Your answer should be every line below that includes the word "ByLayer".

### Supplied information
········

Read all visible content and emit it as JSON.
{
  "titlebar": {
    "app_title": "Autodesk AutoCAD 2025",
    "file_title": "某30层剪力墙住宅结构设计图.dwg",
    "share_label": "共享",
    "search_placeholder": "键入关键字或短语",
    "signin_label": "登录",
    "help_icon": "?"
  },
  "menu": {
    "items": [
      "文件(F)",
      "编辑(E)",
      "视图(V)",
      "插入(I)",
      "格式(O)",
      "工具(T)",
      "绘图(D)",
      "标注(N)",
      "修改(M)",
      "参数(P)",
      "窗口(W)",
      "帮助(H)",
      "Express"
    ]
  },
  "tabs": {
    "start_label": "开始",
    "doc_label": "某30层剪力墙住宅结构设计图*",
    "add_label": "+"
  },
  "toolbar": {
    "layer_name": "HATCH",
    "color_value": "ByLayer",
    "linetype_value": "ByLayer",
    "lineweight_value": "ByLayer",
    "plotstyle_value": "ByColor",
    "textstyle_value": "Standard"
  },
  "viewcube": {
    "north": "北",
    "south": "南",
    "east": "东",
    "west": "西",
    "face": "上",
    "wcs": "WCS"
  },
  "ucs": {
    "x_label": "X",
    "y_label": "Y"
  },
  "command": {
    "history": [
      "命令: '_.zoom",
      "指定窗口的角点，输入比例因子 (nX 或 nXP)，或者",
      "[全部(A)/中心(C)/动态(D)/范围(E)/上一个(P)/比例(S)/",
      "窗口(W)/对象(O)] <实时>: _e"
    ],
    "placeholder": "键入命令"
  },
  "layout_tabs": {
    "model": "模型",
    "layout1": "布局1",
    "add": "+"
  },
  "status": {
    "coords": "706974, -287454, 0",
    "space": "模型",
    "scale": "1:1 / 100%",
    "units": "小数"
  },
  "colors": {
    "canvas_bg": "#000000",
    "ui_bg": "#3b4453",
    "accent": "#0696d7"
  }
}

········

### Solution for this exercise
    "color_value": "ByLayer",
    "linetype_value": "ByLayer",
    "lineweight_value": "ByLayer",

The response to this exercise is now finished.